What about those in power then? What happens to their psyches that prompt them to alienate themselves from the realities of the others?  Why are the powerful blinded by perceptions? Abraham Lincoln had once said that if one wanted to truly test a man’s character, one would need to give him power. Power does blind people. Being powerful does change us, often for the worse. Though power is more known to be like an aphrodisiac, recent theories suggest that power can also act as a hallucinogen. The powerful can often distort perceptions, change behaviour, impair conviction and performance. Often, the radar of the powerful is out and he does not seem to notice it.
Rochus Milch, Adolf Hitler’s bodyguard who died in 2013 at the age of ninety-six, was the last man in the bunker. He was a man who stayed with Hitler till the very end. When asked whether he had ever heard of Hitler speak of the Third Reich’s murder of six million Jews, he responded in the negative. Rather, he posed a question in an interview with Salon in 2005: “I ask you…if Hitler really did all the terrible things people now say he did, how could he have been our Fuhrer? How is it possible?” Such is the power of self-delusion.
Italy’s Berlusconi is another glaring example. Silvio Berlusconi, the billionaire playboy called himself “the Jesus Christ of politics.” He often made Nazi references and remarked on his sexual prowess. Three years ago, even after he was reported cavorting with teenage beauties in parties, he never apologised, proving one more time that the powerful play by their own rules and never by the masses’.
This is how even the powerful godfathers in our lands misplace their faith in their imagined immunity. They begin acting just like the doctors who rarely wash their own hands as they consider themselves protected from the risks involved in their profession. Little do they know that a little nudge from the masses can destroy their hysteria and uproot them from their assumed territories.The fact that they don’t say ‘please’ to anyone, that they dictate the lives of all the members of the community, that they stay vocal against the rightful probing of the press, that they claim immunity from law, that they receive undeserving support from corners crucial to our statehood proves nothing.
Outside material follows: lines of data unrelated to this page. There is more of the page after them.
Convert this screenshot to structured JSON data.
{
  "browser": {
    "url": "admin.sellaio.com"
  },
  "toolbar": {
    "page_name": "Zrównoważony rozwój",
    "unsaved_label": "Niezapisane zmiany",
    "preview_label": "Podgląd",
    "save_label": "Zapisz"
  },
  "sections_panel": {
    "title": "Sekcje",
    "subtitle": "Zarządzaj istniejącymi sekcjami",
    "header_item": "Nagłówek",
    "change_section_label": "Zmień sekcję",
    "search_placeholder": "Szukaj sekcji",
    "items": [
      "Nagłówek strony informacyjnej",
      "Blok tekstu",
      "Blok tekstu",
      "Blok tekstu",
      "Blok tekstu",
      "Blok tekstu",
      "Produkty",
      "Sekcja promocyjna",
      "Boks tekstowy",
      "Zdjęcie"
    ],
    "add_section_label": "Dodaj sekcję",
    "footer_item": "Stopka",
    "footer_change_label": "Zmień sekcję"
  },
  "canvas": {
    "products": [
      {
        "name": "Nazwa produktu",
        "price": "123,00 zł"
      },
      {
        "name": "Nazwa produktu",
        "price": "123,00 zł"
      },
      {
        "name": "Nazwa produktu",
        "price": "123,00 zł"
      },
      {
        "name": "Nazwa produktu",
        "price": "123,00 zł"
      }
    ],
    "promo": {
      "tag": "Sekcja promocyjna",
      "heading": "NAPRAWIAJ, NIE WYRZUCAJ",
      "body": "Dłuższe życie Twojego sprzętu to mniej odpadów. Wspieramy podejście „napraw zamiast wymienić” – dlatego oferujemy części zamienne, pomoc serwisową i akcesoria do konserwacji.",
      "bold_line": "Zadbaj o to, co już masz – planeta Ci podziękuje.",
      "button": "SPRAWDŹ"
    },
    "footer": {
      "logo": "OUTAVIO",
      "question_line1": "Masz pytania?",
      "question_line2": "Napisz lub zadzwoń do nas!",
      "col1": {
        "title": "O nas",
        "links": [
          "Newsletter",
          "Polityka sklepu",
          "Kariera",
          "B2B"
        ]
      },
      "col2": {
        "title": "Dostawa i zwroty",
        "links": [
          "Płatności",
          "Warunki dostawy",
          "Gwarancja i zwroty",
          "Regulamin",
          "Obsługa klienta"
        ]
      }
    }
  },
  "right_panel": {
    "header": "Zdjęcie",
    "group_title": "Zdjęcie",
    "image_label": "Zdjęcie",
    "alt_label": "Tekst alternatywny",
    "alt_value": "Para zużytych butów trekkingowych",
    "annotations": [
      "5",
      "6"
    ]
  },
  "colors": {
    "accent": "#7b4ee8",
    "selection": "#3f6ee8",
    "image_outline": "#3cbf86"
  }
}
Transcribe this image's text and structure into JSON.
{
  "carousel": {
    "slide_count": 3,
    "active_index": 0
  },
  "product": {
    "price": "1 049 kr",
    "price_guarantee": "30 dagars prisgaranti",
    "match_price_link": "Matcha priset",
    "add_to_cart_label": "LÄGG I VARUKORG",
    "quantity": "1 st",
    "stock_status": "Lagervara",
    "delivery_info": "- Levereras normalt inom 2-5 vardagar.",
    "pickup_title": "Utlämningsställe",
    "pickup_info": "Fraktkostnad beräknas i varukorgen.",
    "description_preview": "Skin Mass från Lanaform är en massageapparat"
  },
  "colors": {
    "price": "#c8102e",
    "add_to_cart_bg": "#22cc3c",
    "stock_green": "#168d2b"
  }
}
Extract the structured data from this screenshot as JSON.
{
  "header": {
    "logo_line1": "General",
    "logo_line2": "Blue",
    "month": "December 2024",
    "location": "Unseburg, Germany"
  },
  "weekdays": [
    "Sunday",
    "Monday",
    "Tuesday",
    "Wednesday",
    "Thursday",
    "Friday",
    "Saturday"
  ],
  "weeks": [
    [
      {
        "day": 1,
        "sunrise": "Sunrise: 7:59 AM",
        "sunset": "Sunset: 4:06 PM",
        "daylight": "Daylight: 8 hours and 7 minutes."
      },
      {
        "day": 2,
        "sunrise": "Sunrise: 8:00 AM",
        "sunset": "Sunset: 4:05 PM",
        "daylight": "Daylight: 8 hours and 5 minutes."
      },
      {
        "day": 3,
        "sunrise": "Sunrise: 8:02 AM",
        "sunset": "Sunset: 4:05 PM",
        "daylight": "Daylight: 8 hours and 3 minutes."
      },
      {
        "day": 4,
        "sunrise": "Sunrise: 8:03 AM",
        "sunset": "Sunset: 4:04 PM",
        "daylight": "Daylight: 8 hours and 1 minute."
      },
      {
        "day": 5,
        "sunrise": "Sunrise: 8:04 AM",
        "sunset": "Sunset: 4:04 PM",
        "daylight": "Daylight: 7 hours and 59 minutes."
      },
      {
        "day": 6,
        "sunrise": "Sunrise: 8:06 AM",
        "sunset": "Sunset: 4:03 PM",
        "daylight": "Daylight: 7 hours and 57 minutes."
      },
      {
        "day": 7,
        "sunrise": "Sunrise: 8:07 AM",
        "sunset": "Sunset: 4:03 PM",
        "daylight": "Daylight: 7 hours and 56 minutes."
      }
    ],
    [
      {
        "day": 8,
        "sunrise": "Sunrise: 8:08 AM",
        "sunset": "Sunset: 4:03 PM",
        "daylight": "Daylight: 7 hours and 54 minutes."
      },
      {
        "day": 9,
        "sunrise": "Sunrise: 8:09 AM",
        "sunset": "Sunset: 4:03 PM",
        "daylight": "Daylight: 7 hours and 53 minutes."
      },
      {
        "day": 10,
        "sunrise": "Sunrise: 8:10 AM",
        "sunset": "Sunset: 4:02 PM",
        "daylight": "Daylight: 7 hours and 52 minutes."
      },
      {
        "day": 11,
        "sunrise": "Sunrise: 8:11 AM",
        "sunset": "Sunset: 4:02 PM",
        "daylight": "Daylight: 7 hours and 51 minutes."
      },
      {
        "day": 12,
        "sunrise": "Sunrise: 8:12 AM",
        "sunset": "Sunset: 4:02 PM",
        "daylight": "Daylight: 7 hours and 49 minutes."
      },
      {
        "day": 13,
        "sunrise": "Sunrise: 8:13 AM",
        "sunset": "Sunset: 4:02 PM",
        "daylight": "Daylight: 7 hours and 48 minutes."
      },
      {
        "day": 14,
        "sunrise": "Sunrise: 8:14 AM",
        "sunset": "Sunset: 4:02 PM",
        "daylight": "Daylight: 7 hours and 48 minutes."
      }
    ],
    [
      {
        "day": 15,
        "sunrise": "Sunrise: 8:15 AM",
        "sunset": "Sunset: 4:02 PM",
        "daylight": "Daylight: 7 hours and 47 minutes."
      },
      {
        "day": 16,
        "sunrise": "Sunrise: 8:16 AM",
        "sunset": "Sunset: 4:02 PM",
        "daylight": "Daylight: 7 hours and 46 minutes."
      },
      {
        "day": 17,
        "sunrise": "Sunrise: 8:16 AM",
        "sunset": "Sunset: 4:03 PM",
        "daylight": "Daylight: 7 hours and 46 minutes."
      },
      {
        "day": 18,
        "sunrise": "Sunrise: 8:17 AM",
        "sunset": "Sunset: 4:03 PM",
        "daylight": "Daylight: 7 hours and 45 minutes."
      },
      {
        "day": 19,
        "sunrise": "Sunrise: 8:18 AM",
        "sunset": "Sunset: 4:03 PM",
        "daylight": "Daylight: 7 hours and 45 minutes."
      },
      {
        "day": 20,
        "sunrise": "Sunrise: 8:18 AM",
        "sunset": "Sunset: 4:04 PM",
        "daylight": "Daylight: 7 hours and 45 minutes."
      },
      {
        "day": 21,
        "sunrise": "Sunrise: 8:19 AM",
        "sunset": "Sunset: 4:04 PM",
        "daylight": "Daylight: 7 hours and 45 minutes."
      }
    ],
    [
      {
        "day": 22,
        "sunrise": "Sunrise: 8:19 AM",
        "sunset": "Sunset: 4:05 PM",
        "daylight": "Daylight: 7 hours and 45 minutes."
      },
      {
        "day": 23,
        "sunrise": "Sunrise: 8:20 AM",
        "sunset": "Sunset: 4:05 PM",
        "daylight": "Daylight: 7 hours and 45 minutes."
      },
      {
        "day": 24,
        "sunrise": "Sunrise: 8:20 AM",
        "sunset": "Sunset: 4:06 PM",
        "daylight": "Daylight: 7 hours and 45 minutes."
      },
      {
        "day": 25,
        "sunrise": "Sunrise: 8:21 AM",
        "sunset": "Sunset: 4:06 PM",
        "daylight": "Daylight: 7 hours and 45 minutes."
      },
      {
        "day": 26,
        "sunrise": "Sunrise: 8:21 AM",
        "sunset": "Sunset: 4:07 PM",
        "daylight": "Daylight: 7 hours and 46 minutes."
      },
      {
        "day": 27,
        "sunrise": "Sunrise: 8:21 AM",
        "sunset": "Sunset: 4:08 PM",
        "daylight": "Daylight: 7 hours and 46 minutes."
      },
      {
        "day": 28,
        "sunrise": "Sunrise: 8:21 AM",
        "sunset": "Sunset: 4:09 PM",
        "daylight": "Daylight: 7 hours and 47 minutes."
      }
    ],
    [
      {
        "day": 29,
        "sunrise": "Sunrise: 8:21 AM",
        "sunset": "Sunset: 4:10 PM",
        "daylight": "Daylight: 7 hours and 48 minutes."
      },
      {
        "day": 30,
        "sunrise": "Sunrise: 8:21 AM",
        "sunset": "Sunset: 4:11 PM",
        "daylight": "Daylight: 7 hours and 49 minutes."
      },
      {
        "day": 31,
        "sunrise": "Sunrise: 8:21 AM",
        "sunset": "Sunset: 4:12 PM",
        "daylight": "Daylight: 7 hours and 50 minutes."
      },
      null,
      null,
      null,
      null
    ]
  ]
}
It just brings us back to Goethe who once wrote: “We are never deceived; we deceive ourselves.” Little do the godfathers know that the moment for the political will to be moved by appeals of mass morality has now arrived.

The writer is Managing Director, Mohammadi Group.

Posted on